ABOUT THIS EXERCISE: Check every line of the data below for "nLibrary". Copy each one that has it.
——
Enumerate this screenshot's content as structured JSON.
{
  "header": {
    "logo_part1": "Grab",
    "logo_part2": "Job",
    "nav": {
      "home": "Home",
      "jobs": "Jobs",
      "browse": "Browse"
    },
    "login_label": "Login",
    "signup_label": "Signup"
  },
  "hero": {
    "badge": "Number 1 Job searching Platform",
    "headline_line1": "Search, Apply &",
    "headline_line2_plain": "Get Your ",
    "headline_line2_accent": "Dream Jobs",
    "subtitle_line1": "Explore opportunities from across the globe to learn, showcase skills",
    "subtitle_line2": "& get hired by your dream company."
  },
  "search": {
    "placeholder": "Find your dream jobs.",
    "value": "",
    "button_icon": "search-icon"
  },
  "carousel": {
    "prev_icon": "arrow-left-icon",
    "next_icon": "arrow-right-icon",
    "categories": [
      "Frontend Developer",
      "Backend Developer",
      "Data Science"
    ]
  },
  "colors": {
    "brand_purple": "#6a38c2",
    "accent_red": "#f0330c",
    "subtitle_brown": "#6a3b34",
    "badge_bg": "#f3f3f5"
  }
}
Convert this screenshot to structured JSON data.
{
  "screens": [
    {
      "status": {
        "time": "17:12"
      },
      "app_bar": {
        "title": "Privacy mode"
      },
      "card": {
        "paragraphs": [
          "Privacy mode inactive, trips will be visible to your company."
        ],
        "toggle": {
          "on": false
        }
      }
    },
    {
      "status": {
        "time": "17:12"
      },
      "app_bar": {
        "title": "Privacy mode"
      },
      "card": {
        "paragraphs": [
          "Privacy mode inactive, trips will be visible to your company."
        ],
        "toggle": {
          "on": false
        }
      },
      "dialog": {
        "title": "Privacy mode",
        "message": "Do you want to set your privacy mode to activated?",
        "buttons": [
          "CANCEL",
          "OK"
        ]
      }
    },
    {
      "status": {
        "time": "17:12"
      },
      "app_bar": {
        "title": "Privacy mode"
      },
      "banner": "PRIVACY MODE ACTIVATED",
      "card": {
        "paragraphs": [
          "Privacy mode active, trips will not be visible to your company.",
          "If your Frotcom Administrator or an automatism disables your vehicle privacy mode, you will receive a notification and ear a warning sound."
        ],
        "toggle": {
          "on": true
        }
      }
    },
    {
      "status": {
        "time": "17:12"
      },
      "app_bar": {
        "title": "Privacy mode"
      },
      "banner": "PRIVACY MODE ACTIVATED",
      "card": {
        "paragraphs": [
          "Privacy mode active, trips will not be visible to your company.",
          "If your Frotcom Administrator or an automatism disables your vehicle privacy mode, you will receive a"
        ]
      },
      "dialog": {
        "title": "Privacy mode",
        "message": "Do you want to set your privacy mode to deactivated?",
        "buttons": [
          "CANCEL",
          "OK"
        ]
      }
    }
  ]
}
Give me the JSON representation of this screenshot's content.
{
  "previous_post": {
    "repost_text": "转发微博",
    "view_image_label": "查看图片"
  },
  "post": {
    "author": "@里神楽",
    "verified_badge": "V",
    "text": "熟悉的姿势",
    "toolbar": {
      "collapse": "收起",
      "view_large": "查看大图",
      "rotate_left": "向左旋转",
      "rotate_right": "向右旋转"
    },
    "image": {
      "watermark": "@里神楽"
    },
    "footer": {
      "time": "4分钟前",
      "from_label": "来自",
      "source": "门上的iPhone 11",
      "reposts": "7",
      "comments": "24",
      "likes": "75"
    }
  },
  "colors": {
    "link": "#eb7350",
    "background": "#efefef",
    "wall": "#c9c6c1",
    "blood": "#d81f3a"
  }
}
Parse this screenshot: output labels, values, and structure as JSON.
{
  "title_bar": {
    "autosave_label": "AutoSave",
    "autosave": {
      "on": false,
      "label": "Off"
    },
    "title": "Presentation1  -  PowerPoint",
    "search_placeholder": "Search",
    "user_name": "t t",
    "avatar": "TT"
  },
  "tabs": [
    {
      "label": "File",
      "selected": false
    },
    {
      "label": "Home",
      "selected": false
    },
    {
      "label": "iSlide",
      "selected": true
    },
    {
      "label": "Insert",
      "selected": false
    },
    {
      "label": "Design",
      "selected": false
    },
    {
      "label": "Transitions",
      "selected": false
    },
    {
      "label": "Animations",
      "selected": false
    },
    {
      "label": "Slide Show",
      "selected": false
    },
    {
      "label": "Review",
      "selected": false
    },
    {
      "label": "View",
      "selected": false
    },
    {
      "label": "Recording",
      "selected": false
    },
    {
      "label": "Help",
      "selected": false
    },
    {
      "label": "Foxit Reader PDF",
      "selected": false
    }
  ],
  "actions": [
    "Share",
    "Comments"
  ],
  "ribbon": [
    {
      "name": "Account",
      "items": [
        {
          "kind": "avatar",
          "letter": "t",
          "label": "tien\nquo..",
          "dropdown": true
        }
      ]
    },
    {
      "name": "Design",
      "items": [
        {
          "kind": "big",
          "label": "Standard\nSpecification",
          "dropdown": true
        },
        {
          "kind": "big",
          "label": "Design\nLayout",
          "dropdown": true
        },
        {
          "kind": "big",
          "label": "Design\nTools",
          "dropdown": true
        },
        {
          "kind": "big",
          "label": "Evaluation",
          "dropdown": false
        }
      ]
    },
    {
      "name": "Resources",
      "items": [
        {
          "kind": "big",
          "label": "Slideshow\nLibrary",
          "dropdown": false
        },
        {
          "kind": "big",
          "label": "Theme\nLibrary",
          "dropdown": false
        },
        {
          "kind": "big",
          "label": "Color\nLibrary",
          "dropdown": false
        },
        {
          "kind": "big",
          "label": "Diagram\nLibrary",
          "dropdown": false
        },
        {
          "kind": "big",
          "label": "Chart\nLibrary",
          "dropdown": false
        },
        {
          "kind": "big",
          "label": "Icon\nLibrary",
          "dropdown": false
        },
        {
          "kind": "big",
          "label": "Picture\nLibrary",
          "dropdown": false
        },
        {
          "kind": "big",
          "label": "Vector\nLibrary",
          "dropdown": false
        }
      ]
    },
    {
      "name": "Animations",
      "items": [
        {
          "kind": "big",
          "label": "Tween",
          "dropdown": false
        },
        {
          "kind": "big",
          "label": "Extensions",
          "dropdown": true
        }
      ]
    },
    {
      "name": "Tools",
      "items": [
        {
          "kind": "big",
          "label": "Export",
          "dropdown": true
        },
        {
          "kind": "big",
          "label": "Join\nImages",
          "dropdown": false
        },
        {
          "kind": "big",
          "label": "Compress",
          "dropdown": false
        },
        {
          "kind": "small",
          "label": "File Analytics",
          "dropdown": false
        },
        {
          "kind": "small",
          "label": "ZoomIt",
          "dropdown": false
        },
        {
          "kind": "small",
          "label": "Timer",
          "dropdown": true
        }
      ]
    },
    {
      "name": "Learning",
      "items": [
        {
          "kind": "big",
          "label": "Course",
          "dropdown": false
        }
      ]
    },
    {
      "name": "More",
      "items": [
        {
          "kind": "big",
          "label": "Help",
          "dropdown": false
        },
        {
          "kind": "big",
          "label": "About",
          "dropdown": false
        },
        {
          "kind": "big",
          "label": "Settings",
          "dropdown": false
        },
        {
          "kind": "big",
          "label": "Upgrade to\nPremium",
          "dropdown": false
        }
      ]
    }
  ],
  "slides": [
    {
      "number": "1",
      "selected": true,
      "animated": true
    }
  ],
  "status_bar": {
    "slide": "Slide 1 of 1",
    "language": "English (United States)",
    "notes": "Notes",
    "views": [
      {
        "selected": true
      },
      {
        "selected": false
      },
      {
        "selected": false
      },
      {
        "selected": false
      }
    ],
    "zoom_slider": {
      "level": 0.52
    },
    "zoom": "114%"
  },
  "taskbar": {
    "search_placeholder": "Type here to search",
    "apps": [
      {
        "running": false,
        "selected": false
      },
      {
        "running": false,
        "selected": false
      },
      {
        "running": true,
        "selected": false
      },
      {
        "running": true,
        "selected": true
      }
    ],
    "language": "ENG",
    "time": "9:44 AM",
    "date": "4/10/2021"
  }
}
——
ANSWER SECTION:
          "label": "Slideshow\nLibrary",
          "label": "Theme\nLibrary",
          "label": "Color\nLibrary",
          "label": "Diagram\nLibrary",
          "label": "Chart\nLibrary",
          "label": "Icon\nLibrary",
          "label": "Picture\nLibrary",
          "label": "Vector\nLibrary",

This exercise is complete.